● **THE PROBLEM**: Using the records below, count the lines with "title" in them. Give the number only.

══ SOURCE MATERIAL ══

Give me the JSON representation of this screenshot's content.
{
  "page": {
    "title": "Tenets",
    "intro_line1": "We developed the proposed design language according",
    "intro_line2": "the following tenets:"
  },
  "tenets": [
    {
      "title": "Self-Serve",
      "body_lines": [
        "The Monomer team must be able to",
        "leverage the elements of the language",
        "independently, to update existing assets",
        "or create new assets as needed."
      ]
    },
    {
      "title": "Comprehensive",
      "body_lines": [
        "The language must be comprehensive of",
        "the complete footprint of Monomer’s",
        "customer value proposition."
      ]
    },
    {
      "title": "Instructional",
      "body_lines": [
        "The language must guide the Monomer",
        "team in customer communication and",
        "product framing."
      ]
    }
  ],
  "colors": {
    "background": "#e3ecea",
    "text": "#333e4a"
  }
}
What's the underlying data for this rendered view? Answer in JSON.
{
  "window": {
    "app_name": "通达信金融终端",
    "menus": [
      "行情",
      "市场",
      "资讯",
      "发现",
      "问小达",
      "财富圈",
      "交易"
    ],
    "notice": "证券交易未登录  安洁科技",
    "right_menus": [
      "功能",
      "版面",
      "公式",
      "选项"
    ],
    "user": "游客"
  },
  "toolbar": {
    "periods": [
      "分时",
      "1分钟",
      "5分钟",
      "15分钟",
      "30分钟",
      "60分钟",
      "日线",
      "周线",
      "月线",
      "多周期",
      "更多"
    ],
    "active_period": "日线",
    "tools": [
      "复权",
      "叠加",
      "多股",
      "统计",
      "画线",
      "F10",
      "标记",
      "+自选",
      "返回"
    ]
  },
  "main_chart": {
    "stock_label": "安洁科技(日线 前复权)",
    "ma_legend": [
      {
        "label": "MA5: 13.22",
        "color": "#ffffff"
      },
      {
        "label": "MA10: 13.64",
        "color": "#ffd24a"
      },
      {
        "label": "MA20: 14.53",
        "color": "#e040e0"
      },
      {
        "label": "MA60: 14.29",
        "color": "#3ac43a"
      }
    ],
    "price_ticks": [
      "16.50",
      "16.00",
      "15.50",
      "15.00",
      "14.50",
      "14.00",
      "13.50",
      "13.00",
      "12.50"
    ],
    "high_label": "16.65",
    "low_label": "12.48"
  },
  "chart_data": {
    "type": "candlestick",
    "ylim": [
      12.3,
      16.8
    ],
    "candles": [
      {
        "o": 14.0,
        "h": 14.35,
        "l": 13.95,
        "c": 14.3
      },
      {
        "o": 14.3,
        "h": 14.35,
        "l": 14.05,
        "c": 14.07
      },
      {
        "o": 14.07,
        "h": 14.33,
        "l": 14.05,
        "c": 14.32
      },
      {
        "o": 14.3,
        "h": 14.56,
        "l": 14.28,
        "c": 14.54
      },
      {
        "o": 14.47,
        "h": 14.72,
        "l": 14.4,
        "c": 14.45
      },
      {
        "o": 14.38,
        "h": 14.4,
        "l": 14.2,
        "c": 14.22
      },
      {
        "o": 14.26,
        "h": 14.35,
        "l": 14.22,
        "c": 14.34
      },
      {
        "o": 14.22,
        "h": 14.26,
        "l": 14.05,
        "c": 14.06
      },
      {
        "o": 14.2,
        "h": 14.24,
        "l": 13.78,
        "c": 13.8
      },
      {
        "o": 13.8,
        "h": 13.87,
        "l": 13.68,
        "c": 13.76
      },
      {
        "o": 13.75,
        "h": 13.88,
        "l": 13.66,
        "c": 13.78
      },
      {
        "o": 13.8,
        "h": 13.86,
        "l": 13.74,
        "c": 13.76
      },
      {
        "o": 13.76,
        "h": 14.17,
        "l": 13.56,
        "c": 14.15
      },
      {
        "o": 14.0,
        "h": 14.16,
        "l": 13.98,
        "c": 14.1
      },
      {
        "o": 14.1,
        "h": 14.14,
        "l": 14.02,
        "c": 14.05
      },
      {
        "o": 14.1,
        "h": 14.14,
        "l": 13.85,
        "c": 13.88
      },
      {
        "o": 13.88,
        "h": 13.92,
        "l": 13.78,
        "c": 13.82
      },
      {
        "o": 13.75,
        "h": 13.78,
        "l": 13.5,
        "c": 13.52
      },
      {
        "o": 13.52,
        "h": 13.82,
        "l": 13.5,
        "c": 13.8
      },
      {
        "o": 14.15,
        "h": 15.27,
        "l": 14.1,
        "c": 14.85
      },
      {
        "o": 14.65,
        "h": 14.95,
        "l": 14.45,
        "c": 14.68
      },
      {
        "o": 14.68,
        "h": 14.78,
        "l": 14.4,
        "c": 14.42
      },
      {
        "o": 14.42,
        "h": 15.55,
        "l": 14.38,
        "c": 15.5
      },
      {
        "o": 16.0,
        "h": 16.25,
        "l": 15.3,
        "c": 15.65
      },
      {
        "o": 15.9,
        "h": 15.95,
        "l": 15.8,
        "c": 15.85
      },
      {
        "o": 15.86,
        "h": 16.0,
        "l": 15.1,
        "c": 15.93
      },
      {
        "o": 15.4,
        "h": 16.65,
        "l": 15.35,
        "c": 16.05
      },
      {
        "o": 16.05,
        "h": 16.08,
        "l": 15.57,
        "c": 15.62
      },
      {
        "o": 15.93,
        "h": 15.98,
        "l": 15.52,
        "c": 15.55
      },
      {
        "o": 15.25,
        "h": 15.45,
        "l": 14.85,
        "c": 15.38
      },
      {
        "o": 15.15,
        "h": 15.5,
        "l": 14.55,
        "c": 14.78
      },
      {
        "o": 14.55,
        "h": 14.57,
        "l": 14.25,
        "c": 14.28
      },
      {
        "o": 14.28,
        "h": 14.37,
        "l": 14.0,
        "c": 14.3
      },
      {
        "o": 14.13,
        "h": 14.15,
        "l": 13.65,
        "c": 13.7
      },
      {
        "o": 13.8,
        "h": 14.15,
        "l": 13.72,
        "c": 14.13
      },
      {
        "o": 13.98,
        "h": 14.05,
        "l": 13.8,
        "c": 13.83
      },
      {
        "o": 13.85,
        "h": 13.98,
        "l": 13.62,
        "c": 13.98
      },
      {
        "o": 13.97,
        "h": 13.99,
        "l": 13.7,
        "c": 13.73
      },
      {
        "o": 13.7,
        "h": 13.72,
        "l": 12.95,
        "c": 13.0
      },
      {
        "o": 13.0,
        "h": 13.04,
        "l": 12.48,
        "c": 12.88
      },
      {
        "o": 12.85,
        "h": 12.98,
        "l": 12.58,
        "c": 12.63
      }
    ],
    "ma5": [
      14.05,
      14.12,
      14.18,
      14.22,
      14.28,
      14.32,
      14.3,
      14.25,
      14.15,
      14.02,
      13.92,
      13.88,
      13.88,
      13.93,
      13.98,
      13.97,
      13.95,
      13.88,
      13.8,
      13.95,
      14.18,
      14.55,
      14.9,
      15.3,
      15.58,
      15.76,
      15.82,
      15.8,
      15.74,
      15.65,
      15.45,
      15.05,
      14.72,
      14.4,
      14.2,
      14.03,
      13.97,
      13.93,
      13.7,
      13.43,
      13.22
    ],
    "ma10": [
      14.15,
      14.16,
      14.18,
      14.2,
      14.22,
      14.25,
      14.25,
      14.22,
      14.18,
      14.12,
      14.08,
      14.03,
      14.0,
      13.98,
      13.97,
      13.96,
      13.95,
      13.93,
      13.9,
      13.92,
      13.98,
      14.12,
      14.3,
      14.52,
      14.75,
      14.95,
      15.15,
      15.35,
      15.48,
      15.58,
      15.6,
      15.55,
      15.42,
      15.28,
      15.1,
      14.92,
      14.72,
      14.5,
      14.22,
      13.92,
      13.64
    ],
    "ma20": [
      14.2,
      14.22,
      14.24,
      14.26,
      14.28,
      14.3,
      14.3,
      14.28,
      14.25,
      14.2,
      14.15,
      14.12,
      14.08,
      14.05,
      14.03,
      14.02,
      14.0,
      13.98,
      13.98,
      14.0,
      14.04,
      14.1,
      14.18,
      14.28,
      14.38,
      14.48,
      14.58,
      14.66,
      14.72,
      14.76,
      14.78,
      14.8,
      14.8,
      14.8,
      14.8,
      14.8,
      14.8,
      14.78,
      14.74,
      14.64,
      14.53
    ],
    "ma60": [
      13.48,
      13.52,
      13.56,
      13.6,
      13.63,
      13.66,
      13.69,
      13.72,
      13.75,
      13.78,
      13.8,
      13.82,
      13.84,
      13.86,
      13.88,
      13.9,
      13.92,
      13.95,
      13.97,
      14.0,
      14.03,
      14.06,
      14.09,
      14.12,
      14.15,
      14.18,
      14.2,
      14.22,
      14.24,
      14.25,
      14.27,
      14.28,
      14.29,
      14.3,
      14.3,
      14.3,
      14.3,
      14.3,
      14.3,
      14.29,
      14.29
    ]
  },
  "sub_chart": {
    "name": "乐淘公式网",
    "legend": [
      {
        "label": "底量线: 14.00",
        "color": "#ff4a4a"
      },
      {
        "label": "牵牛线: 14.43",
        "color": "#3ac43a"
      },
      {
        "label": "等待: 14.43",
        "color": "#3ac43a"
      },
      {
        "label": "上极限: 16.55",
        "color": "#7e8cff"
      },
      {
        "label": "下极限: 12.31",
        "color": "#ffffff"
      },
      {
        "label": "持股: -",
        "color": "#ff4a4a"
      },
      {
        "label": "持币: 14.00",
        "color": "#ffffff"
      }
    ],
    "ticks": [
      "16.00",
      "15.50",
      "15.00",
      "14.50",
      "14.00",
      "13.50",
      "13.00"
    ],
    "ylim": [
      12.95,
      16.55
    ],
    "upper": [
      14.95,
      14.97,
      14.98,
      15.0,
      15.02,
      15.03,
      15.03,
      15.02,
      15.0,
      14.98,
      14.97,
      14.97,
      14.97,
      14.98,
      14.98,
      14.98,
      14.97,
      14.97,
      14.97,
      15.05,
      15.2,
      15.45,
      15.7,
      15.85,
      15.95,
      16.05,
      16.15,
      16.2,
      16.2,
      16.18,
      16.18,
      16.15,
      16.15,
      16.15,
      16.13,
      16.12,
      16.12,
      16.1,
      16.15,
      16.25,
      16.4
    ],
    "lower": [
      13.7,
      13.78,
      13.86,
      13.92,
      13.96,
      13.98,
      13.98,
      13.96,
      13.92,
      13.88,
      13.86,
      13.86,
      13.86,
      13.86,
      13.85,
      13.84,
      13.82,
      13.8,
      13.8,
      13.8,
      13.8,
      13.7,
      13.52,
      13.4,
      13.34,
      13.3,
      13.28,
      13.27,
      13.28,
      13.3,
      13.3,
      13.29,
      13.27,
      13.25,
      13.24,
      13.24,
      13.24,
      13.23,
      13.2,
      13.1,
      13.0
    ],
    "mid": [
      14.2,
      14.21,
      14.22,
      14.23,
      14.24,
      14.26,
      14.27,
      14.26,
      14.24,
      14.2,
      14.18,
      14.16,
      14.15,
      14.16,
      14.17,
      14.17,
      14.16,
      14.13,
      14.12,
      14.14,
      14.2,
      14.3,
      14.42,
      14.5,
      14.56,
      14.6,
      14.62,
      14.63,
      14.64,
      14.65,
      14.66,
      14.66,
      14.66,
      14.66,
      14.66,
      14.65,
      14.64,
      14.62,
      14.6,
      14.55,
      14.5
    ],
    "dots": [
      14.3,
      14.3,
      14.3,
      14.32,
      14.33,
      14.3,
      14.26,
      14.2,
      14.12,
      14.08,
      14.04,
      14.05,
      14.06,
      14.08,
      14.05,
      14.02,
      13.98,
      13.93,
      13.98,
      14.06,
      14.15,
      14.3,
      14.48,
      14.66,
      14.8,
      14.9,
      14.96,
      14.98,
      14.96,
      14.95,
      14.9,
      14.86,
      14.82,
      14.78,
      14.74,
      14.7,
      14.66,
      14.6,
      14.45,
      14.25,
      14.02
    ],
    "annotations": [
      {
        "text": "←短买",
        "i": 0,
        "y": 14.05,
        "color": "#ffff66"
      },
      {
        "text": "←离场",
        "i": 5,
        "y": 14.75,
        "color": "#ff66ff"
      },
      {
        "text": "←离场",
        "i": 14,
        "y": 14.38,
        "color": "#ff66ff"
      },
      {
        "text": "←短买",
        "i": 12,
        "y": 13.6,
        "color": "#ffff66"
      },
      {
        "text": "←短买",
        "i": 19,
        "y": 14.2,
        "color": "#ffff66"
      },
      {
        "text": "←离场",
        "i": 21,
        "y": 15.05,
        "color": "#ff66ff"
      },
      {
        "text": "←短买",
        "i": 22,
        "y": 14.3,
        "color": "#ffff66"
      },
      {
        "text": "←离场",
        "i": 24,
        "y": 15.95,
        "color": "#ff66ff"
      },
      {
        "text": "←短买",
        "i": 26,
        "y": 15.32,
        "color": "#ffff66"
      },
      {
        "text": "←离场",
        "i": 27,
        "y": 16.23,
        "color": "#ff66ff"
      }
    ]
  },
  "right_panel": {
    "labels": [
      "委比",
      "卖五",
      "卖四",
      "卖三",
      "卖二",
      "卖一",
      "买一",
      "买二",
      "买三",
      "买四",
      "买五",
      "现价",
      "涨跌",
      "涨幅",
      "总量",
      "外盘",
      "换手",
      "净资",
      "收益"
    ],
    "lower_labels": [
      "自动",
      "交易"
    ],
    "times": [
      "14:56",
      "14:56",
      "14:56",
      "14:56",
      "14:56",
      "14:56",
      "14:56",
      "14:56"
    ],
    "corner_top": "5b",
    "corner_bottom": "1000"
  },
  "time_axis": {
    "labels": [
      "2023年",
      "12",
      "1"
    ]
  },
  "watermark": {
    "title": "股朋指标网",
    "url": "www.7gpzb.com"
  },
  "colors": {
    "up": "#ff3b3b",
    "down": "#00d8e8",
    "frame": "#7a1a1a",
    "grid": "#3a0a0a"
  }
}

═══

● **SOLUTION BELOW**: 5